## [Data to examine]
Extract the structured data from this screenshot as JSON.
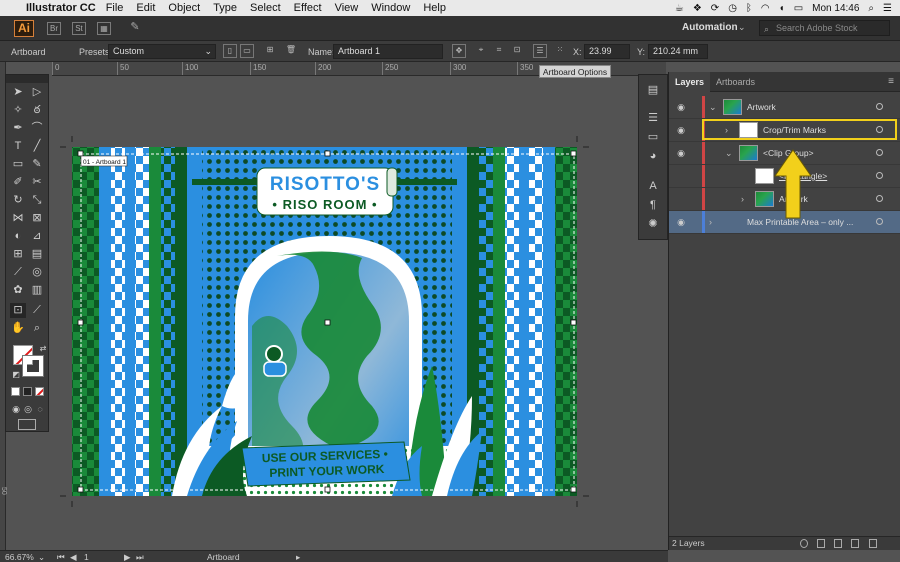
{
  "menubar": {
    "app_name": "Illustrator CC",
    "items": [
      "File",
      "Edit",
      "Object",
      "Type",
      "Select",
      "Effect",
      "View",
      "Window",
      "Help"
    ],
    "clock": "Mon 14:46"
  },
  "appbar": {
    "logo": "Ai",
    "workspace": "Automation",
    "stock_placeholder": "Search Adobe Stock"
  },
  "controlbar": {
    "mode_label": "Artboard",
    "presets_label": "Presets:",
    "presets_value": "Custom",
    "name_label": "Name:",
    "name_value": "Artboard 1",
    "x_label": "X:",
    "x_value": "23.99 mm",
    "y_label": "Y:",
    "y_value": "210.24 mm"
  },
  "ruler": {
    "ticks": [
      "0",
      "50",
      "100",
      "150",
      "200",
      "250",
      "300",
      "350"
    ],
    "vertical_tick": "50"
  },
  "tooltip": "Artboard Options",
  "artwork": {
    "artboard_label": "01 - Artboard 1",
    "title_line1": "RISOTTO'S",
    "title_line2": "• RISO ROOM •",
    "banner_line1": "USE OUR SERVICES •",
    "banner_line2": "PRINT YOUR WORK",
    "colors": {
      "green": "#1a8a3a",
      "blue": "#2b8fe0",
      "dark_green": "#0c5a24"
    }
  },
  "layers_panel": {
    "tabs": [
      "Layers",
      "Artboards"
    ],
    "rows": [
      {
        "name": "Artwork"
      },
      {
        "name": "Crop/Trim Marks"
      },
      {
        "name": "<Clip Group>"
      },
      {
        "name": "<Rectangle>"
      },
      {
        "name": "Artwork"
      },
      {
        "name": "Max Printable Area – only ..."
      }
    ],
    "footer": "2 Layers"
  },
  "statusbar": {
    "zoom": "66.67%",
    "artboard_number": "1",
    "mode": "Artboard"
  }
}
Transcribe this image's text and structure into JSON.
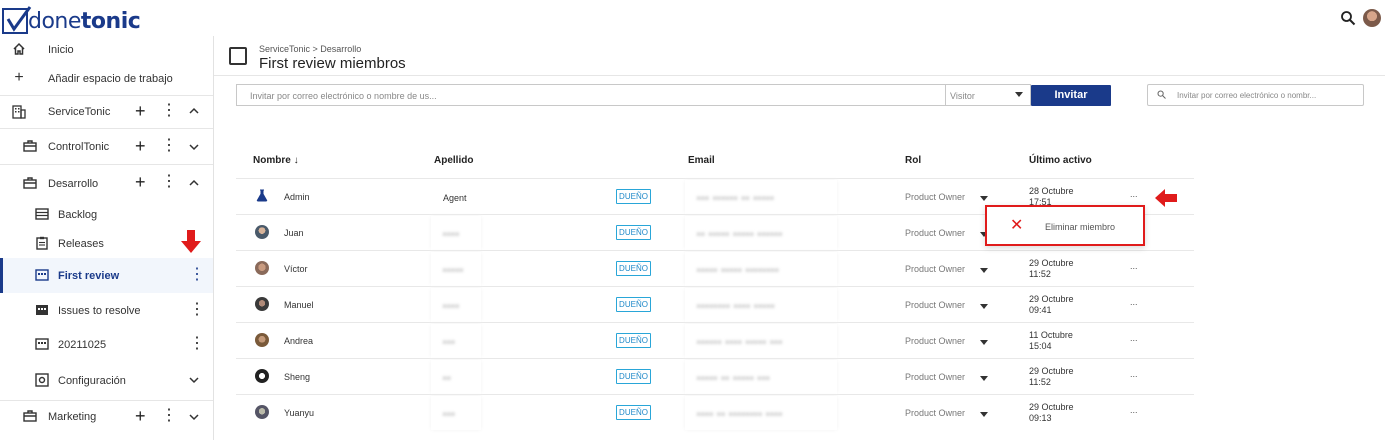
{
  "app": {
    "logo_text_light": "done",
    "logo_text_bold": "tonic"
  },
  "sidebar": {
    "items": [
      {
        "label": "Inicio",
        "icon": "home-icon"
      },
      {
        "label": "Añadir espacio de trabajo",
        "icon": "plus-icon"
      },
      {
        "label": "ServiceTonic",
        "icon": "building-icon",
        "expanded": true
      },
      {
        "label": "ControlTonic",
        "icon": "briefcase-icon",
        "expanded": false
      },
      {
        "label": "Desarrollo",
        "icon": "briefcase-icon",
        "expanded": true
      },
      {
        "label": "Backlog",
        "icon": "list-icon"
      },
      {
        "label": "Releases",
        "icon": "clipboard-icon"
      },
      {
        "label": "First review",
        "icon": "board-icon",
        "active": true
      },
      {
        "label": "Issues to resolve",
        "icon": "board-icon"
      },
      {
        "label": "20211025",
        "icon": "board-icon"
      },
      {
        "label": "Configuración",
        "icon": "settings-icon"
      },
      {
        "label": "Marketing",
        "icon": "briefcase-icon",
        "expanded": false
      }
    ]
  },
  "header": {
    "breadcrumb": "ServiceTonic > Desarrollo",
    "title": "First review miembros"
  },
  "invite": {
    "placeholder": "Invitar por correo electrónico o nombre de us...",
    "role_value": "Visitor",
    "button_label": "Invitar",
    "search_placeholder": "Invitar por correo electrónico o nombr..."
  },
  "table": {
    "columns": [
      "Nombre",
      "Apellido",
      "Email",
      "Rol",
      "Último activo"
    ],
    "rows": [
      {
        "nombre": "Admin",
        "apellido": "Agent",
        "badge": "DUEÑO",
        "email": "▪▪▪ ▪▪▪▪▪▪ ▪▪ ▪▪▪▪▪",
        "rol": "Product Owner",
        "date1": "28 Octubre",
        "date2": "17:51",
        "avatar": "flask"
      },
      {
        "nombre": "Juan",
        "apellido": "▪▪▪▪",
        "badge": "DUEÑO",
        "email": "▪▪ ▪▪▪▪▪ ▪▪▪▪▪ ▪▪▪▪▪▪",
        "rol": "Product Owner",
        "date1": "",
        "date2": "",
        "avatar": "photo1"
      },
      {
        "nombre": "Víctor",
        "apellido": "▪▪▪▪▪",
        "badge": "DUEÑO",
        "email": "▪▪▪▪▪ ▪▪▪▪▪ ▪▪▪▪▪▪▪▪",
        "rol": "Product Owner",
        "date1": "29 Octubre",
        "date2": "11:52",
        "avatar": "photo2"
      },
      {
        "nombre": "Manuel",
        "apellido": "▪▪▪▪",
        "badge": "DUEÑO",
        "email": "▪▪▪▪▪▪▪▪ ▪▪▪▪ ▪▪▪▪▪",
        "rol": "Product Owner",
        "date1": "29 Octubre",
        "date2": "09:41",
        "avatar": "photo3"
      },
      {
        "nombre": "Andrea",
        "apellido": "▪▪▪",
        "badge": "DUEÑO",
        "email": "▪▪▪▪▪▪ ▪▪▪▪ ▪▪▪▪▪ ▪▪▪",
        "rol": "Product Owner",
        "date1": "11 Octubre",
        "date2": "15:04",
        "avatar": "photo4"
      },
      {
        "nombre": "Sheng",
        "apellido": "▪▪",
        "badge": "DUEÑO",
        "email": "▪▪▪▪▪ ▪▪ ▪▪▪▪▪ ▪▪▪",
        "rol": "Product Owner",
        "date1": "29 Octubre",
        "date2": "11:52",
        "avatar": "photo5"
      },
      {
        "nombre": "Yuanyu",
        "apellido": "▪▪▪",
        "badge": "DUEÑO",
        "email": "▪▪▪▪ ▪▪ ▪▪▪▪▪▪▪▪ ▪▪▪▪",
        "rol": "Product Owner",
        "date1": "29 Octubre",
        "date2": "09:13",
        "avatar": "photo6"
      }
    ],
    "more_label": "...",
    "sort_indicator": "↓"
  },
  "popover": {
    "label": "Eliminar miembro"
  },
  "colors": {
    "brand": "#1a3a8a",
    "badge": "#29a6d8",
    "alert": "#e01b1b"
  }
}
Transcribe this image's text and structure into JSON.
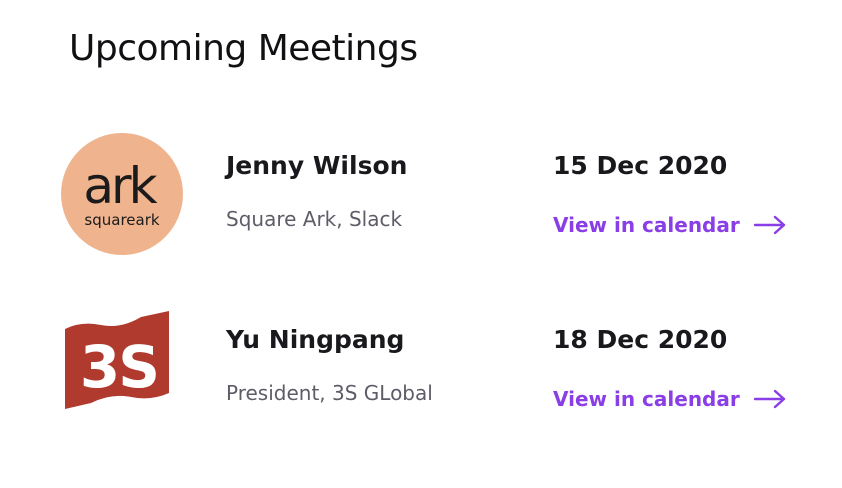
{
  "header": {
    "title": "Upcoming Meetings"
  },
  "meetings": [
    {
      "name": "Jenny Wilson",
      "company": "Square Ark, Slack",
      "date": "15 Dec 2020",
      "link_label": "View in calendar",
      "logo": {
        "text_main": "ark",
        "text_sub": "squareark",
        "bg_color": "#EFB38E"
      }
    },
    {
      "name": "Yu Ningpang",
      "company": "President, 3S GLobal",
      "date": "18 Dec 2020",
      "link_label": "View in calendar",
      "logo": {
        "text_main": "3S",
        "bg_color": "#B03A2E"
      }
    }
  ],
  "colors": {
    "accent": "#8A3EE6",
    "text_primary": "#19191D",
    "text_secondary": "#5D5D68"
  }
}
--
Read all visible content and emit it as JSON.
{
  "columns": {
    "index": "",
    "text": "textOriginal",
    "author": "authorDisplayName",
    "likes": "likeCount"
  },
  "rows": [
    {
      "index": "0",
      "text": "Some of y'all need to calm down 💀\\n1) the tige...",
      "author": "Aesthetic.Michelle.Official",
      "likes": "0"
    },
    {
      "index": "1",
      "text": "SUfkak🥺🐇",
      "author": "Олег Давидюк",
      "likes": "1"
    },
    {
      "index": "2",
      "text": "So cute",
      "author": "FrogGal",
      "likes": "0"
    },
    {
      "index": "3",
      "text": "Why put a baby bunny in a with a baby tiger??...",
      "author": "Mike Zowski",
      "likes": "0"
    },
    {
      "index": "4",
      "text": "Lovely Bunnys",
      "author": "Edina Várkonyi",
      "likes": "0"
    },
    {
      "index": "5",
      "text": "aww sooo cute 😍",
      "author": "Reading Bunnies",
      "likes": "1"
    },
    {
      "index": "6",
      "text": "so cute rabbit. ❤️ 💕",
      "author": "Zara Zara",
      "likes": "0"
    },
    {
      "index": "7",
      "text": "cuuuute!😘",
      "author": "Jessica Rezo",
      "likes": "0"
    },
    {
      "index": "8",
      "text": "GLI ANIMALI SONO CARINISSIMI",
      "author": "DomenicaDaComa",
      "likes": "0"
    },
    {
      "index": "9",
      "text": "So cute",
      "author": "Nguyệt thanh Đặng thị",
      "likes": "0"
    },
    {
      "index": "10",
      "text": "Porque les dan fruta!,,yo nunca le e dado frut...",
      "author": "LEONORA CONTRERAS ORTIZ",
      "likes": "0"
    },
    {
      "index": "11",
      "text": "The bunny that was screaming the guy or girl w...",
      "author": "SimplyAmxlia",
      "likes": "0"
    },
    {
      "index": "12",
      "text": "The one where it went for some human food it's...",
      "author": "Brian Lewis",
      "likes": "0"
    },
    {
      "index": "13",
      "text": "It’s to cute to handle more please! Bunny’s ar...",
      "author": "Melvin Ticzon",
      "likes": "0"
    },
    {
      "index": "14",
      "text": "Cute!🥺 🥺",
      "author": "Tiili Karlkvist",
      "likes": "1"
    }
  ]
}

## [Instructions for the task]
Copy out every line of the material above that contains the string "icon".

## [Answer]
        "icon": "home-icon"
        "icon": "plus-icon"
        "icon": "building-icon",
        "icon": "briefcase-icon",
        "icon": "briefcase-icon",
        "icon": "list-icon"
        "icon": "clipboard-icon"
        "icon": "board-icon",
        "icon": "board-icon"
        "icon": "board-icon"
        "icon": "settings-icon"
        "icon": "briefcase-icon",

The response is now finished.